Anchorage suffered a 7.0 magnitude earthquake, but was spared a tsunami
No injuries have been reported.
Roads broke apart, cracks radiated up buildings, and books fell from shelves today when a magnitude 7.0 earthquake rocked Anchorage, Alaska and surrounding areas.
The quake struck around 8:30 a.m. local time (12:30 p.m. on the East Coast), triggering a tsunami warning and driving some residents to evacuate inland. A number of aftershocks between magnitudes 4 and 5.8 continued to hit the Cook Inlet, just south of where the Aleutian Islands meet the mainland, before the tsunami warning was canceled. At press time, no injuries had been reported.
The ground shook for more than a minute, forcing people to take shelter under desks and doorframes as seen in this footage taken by KTVA 11 from an Anchorage courthouse.
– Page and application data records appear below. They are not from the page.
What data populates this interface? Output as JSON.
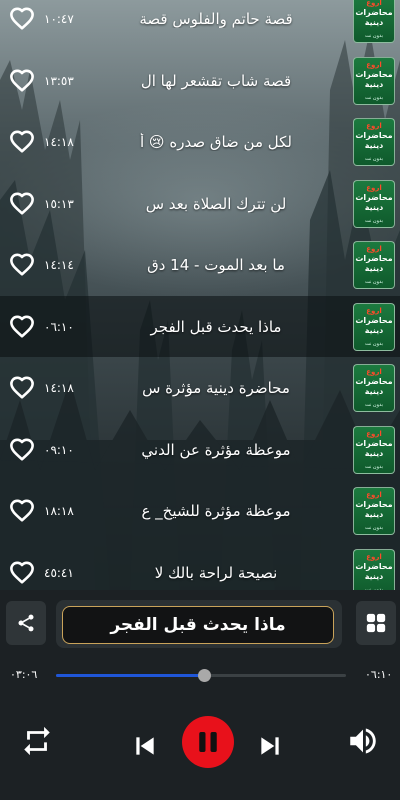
{
  "tracks": [
    {
      "title": "قصة حاتم والفلوس قصة",
      "duration": "١٠:٤٧"
    },
    {
      "title": "قصة شاب تقشعر لها ال",
      "duration": "١٣:٥٣"
    },
    {
      "title": "لكل من ضاق صدره 😢 أ",
      "duration": "١٤:١٨"
    },
    {
      "title": "لن تترك الصلاة بعد س",
      "duration": "١٥:١٣"
    },
    {
      "title": "ما بعد الموت - 14 دق",
      "duration": "١٤:١٤"
    },
    {
      "title": "ماذا يحدث قبل الفجر",
      "duration": "٠٦:١٠"
    },
    {
      "title": "محاضرة دينية مؤثرة س",
      "duration": "١٤:١٨"
    },
    {
      "title": "موعظة مؤثرة عن الدني",
      "duration": "٠٩:١٠"
    },
    {
      "title": "موعظة مؤثرة للشيخ_ ع",
      "duration": "١٨:١٨"
    },
    {
      "title": "نصيحة لراحة بالك لا",
      "duration": "٤٥:٤١"
    }
  ],
  "active_index": 5,
  "thumbnail": {
    "line1": "اروع",
    "line2": "محاضرات دينية",
    "line3": "بدون نت"
  },
  "player": {
    "now_playing": "ماذا يحدث قبل الفجر",
    "elapsed": "٠٣:٠٦",
    "total": "٠٦:١٠",
    "progress": 0.51,
    "state": "playing"
  },
  "icons": {
    "favorite": "heart-outline-icon",
    "share": "share-icon",
    "menu": "grid-icon",
    "repeat": "repeat-icon",
    "previous": "skip-previous-icon",
    "pause": "pause-icon",
    "next": "skip-next-icon",
    "volume": "volume-icon"
  },
  "colors": {
    "accent_red": "#e8111b",
    "seek_blue": "#1f56d8",
    "title_border_gold": "#c9a35a"
  }
}
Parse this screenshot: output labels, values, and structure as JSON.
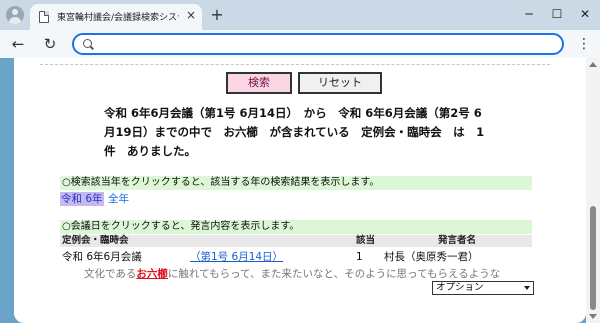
{
  "browser": {
    "tab_title": "東宮輪村議会/会議録検索システム",
    "tab_close": "×",
    "new_tab": "+",
    "minimize": "─",
    "maximize": "☐",
    "close": "✕",
    "back": "←",
    "reload": "↻",
    "menu": "⋮",
    "address_value": "",
    "accent": "#1a73e8"
  },
  "search": {
    "search_button": "検索",
    "reset_button": "リセット",
    "summary": "令和 6年6月会議（第1号 6月14日）　から　令和 6年6月会議（第2号 6月19日）までの中で　お六櫛　が含まれている　定例会・臨時会　は　1件　ありました。"
  },
  "year_section": {
    "instruction": "○検索該当年をクリックすると、該当する年の検索結果を表示します。",
    "current_year": "令和 6年",
    "all_years": "全年"
  },
  "results_section": {
    "instruction": "○会議日をクリックすると、発言内容を表示します。",
    "columns": {
      "session": "定例会・臨時会",
      "hits": "該当",
      "speaker": "発言者名"
    },
    "row": {
      "session": "令和 6年6月会議",
      "date_link": "（第1号 6月14日）",
      "hits": "1",
      "speaker": "村長（奥原秀一君）"
    },
    "snippet_before": "文化である",
    "snippet_keyword": "お六櫛",
    "snippet_after": "に触れてもらって、また来たいなと、そのように思ってもらえるような",
    "option_select": "オプション"
  },
  "colors": {
    "search_button_bg": "#fbd7e6",
    "section_bar_bg": "#dcf7d6",
    "keyword": "#e0141e",
    "link": "#1a5fd0"
  }
}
This is what happened on the 6th floor of the Nesbett Courthouse during the Anchorage #earthquake. Both attorneys jumped under their desks. Evacuated the building after the shaking stopped. pic.twitter.com/dqHGPCv6XO— Heather Hintze (@HeatherHintze) November 30, 2018
The shaking substantially damaged infrastructure, reducing multiple roads to fractured slabs, cutting power, and sending cracks through buildings. The Ted Stevens Anchorage International Airport has halted flights, and utilities warned residents to watch out for gas leaks and downed electrical wires.
Here’s the islanded car at the wrecked anchorage off ramp. pic.twitter.com/626As53hzF— Nat Herz (@Nat_Herz) November 30, 2018
Anchorage’s geology may have exacerbated the effects, according to ABC News. The city sits on a sediment basin—ground closer in consistency to sand than to rock—which can slow waves down and amplify them. The extent of the event is being compared to a 1989 earthquake that struck San Francisco during the World Series.
Seismograph needles jumped as far away as Kentucky, underscoring the force of the event. On the Richter Scale, the magnitude represents how far the needle swings, but is measured logarithmically, so moving up one level brings a 10-fold increase in shaking and about a 30-fold increase in energy released. That means the original magnitude 7 shaking was 100 times more violent than any magnitude 5 aftershocks. Earthquakes also become much rarer as you move up the scale, with fewer than 20 of the size that occurred today taking place globally each year.
Alaska, which sits at the top of the geologically active Ring of Fire, feels about 40,000 annual earthquakes, and experienced the most powerful earthquake in U.S. history—a magnitude 9.2 that shook Prince William sound in 1962. That quake marked the second largest in recorded history, after a magnitude 9.5 that hit Chile two years before.